##### EXTRACTED INFORMATION #####

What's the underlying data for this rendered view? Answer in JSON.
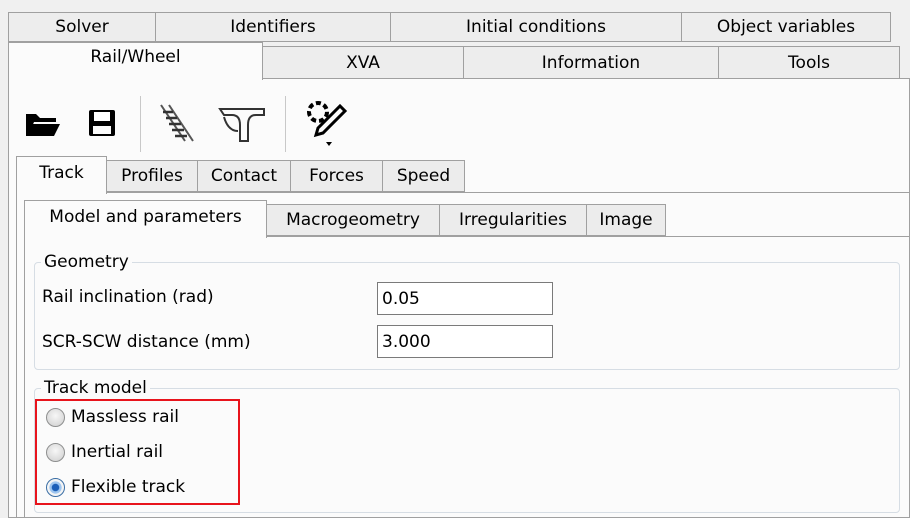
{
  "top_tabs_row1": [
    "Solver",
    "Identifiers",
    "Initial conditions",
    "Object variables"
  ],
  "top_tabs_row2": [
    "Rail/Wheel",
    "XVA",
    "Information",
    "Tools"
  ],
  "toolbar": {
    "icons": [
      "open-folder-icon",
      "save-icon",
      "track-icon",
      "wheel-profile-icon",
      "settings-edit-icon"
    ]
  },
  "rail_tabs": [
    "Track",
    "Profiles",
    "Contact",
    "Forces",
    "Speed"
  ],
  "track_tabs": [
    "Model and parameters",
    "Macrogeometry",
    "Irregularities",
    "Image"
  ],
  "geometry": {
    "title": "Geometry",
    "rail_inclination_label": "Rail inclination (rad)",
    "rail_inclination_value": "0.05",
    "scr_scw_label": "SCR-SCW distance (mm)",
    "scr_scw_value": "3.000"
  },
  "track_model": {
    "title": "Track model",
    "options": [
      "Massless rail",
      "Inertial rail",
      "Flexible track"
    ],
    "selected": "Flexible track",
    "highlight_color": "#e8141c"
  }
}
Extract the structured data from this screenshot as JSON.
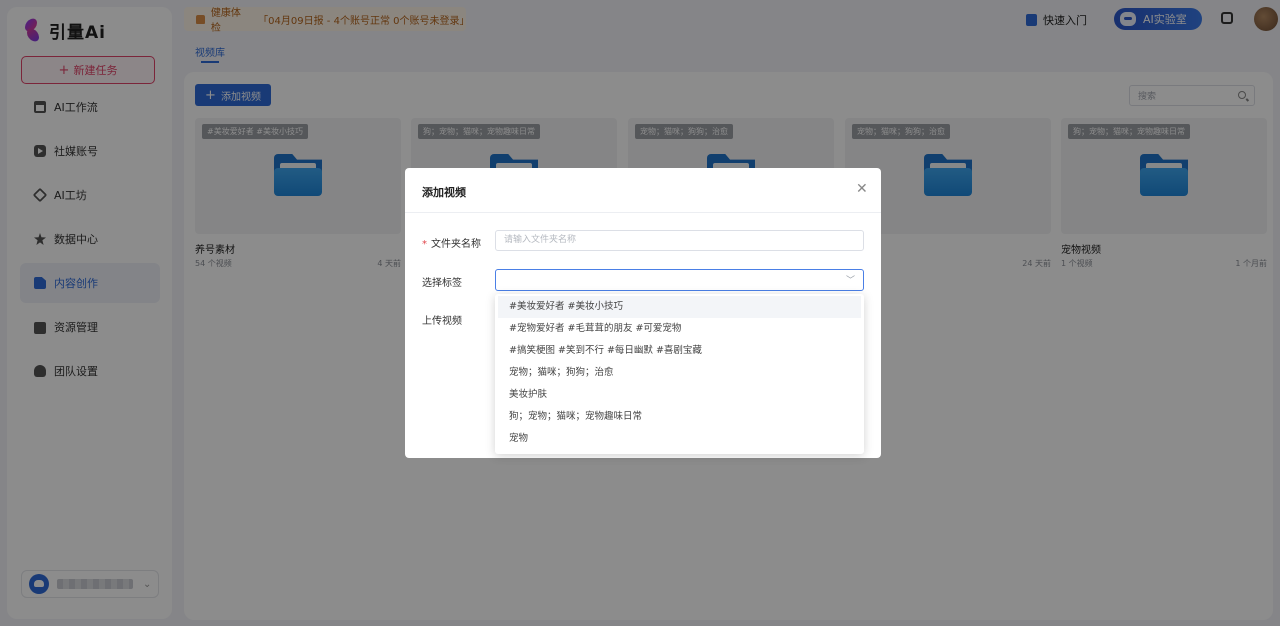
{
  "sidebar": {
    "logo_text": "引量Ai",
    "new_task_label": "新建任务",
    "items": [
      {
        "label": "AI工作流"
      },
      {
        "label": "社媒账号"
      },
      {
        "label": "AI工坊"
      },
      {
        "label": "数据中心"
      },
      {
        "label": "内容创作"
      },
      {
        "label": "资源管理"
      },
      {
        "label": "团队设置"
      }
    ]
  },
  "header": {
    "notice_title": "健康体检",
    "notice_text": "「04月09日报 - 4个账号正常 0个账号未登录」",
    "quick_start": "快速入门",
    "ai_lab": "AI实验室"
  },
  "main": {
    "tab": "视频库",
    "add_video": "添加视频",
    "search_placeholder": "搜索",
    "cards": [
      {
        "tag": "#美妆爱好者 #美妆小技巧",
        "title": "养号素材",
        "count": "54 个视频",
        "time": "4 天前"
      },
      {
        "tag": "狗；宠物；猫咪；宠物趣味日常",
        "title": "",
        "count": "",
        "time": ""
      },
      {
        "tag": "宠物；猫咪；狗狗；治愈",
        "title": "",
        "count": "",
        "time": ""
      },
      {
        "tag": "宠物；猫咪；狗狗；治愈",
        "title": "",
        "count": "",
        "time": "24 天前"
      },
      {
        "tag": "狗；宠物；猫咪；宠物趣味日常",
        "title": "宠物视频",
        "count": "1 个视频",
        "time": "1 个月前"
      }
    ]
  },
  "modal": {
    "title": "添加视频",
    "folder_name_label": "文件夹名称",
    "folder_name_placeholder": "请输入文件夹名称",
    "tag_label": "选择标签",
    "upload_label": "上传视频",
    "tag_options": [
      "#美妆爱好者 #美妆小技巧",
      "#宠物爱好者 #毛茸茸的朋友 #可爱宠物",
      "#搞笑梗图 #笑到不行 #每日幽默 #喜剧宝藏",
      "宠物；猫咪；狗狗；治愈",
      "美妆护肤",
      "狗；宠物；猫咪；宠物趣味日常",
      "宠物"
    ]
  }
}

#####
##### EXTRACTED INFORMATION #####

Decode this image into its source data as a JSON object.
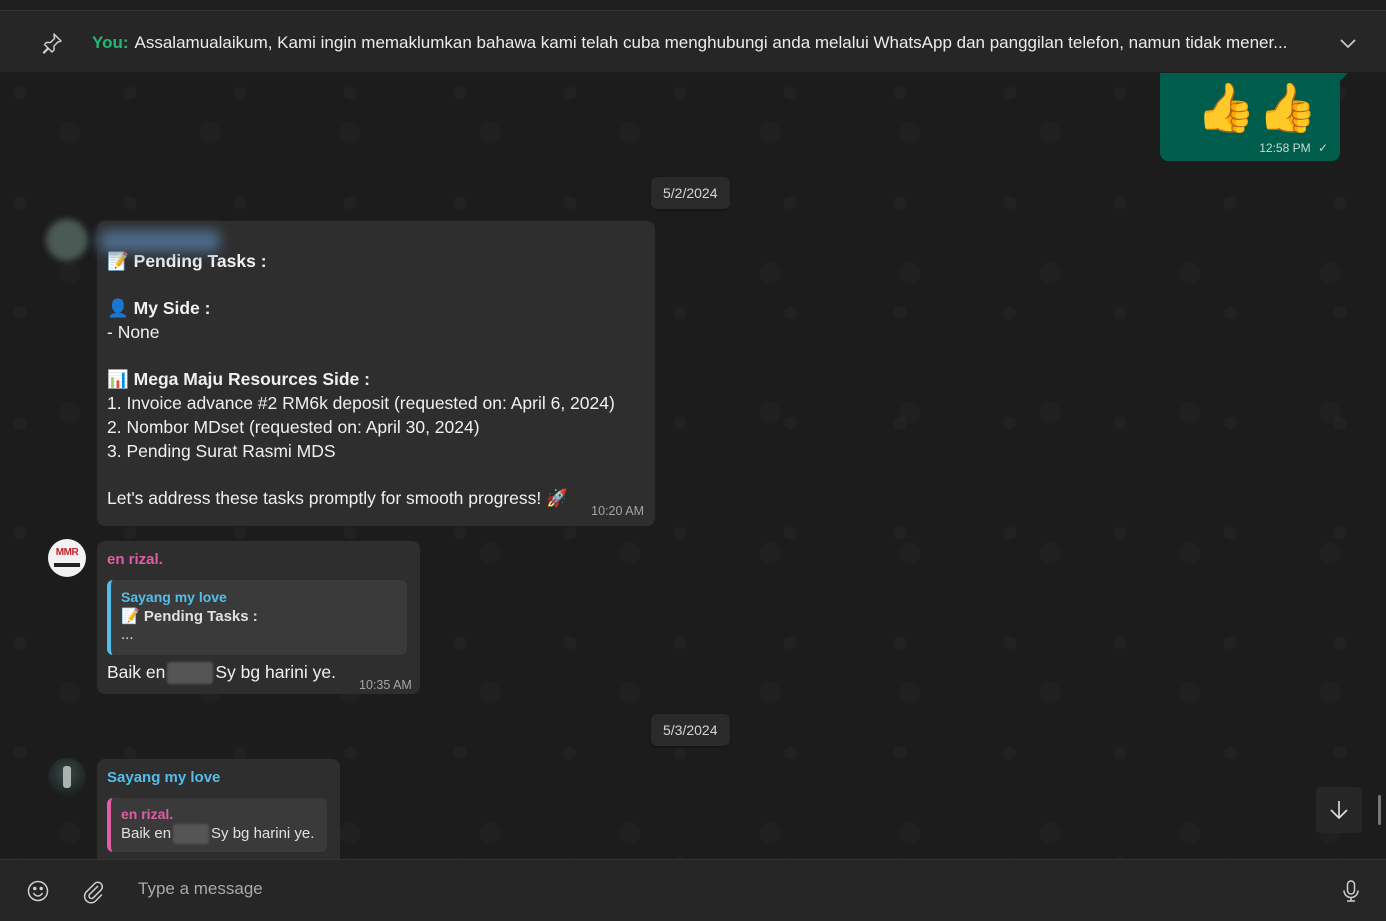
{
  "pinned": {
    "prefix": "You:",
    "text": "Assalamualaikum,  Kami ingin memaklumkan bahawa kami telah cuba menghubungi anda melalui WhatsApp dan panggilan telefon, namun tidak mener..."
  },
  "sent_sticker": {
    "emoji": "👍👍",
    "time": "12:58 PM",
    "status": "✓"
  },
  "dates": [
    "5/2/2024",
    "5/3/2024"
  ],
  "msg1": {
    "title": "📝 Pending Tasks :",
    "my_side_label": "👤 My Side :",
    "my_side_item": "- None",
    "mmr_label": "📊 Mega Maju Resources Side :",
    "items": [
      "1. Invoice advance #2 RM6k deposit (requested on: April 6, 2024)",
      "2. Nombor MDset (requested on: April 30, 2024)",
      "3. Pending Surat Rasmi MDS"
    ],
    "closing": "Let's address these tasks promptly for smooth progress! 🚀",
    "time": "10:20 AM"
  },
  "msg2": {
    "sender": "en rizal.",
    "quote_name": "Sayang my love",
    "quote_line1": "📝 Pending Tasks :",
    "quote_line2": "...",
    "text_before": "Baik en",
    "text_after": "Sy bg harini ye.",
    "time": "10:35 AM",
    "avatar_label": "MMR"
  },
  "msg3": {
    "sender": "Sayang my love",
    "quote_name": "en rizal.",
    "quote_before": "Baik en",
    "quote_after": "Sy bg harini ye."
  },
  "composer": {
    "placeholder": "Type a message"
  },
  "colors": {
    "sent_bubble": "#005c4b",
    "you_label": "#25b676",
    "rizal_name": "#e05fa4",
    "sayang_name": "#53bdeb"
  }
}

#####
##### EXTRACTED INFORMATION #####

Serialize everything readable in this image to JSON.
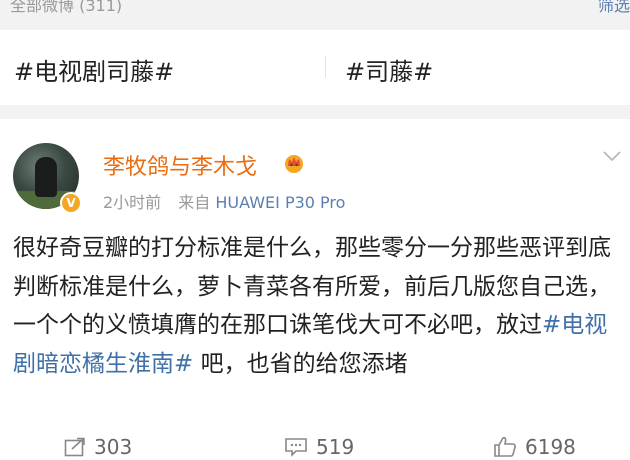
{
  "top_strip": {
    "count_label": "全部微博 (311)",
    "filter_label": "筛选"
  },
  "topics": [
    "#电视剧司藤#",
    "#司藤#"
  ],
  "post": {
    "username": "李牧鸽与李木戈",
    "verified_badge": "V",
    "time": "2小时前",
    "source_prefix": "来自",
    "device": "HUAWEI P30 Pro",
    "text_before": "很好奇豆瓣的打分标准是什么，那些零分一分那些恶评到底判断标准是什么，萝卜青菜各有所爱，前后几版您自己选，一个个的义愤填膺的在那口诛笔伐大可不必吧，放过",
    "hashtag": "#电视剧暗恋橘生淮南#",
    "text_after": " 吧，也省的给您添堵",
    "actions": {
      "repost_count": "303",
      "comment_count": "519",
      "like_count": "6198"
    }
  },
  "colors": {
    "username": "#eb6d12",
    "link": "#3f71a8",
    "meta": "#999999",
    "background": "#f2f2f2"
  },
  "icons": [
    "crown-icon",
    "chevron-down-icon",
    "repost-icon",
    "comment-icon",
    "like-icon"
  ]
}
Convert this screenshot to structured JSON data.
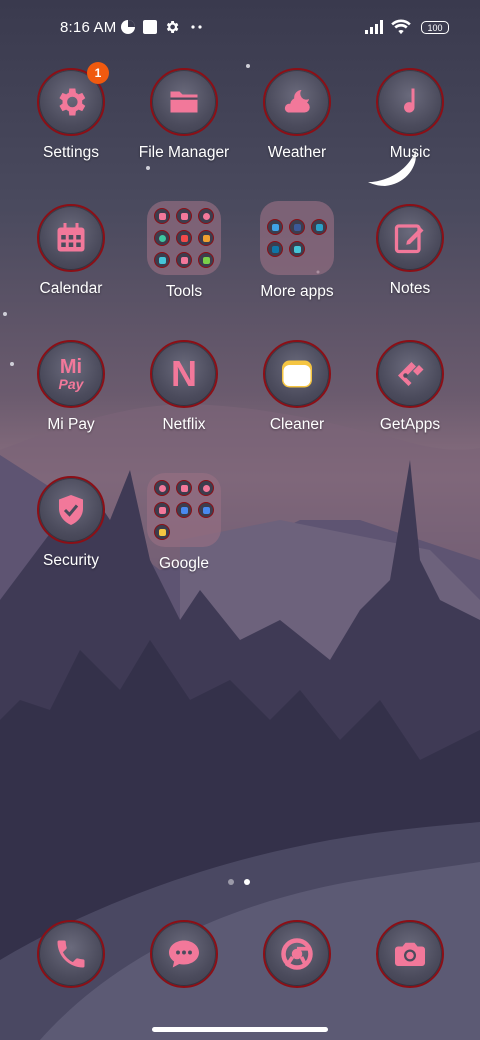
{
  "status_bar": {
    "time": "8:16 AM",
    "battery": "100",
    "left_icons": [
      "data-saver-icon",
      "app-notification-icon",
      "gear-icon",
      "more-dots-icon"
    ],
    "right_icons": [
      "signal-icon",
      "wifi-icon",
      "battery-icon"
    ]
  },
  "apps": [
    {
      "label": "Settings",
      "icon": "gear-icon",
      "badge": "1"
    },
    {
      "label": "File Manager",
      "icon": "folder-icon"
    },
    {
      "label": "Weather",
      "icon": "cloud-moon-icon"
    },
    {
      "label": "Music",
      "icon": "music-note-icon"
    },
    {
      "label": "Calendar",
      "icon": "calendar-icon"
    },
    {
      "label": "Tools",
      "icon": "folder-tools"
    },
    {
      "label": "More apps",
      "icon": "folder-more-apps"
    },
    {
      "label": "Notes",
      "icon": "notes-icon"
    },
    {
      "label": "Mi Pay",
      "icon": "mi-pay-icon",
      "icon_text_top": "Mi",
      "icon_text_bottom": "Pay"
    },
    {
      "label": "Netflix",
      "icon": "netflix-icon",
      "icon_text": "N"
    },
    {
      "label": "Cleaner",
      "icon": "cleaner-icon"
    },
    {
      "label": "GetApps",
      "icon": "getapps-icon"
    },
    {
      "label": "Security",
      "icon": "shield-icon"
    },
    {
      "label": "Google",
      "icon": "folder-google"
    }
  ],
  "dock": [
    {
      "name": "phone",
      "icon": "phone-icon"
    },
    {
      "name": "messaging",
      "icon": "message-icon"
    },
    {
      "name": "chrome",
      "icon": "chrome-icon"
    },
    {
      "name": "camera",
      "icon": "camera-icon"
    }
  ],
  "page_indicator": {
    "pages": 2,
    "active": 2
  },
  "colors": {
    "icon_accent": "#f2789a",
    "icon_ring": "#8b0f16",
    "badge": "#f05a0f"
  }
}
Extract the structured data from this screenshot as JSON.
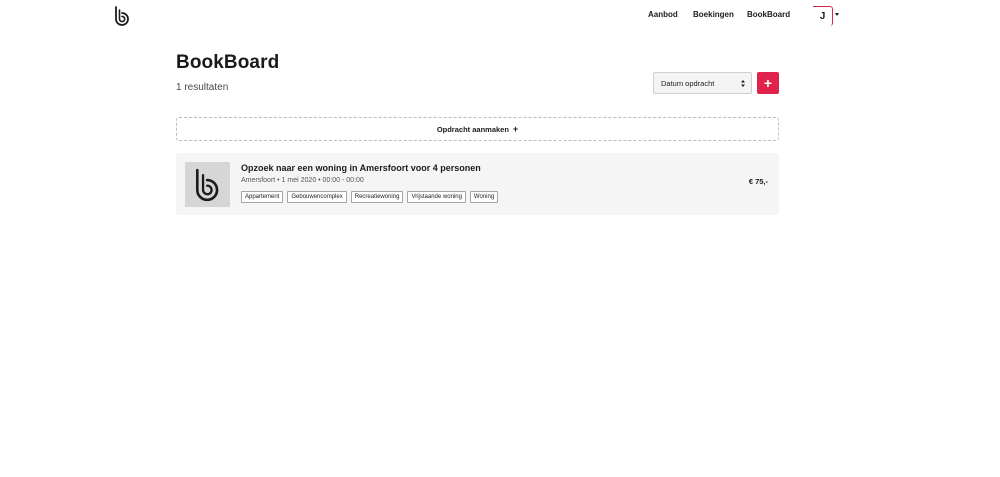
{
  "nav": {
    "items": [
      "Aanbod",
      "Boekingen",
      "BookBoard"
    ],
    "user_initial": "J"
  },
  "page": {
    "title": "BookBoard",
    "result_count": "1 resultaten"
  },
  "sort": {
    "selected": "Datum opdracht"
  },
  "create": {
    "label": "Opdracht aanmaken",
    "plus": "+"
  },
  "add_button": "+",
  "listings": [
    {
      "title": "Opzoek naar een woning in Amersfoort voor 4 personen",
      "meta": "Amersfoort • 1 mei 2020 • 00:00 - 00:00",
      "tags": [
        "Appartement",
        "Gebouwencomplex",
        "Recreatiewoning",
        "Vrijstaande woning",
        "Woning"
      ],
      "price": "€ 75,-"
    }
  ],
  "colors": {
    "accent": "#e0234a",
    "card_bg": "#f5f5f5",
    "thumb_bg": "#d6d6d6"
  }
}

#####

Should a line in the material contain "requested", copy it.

      "1. Invoice advance #2 RM6k deposit (requested on: April 6, 2024)",
      "2. Nombor MDset (requested on: April 30, 2024)",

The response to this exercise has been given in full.